*** Block opens ***
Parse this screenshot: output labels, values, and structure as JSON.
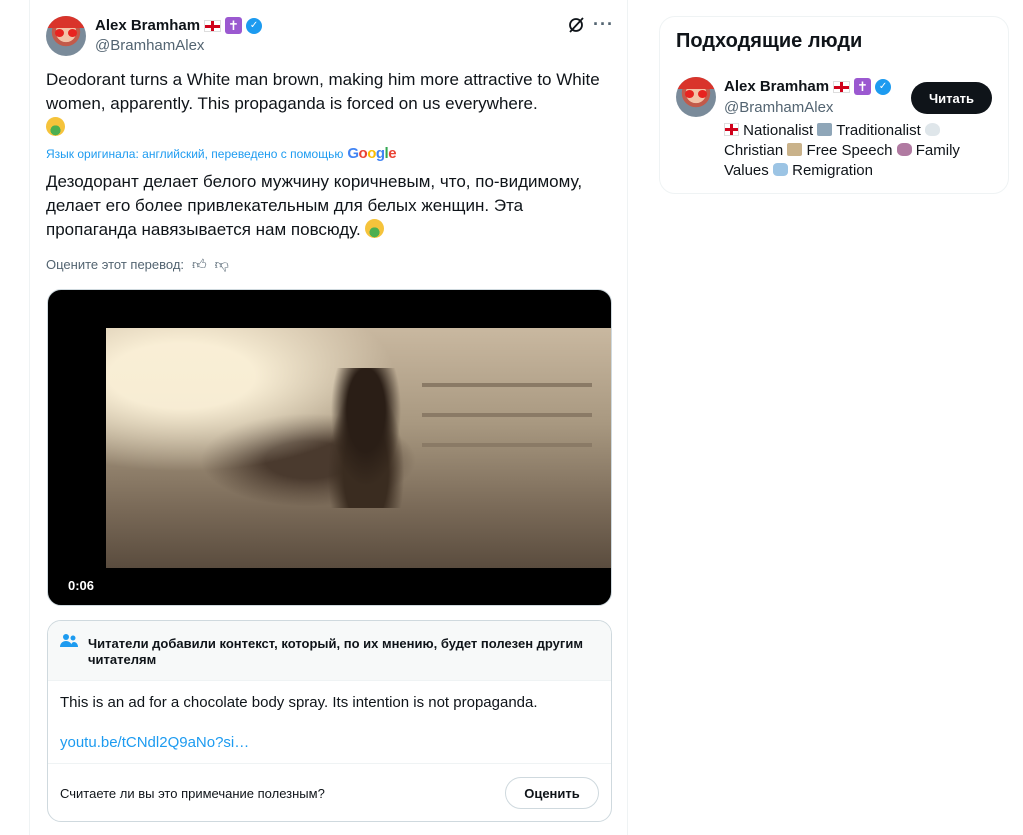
{
  "tweet": {
    "author_name": "Alex Bramham",
    "author_handle": "@BramhamAlex",
    "text_original": "Deodorant turns a White man brown, making him more attractive to White women, apparently. This propaganda is forced on us everywhere.",
    "translated_note": "Язык оригинала: английский, переведено с помощью",
    "translator_brand": "Google",
    "text_translated": "Дезодорант делает белого мужчину коричневым, что, по-видимому, делает его более привлекательным для белых женщин. Эта пропаганда навязывается нам повсюду.",
    "rate_translation_label": "Оцените этот перевод:",
    "video_time": "0:06"
  },
  "community_note": {
    "title": "Читатели добавили контекст, который, по их мнению, будет полезен другим читателям",
    "body": "This is an ad for a chocolate body spray. Its intention is not propaganda.",
    "link": "youtu.be/tCNdl2Q9aNo?si…",
    "question": "Считаете ли вы это примечание полезным?",
    "rate_button": "Оценить"
  },
  "sidebar": {
    "title": "Подходящие люди",
    "person": {
      "name": "Alex Bramham",
      "handle": "@BramhamAlex",
      "follow_label": "Читать",
      "bio_parts": [
        "Nationalist",
        "Traditionalist",
        "Christian",
        "Free Speech",
        "Family Values",
        "Remigration"
      ]
    }
  },
  "colors": {
    "accent": "#1d9bf0",
    "text": "#0f1419",
    "muted": "#536471",
    "border": "#cfd9de"
  },
  "icons": [
    "england-flag-icon",
    "latin-cross-icon",
    "verified-badge-icon",
    "grok-icon",
    "more-icon",
    "thumbs-up-icon",
    "thumbs-down-icon",
    "people-icon",
    "nauseated-face-icon"
  ]
}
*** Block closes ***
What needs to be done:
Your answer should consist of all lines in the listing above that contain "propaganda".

Exercise response:
    "text_original": "Deodorant turns a White man brown, making him more attractive to White women, apparently. This propaganda is forced on us everywhere.",
    "body": "This is an ad for a chocolate body spray. Its intention is not propaganda.",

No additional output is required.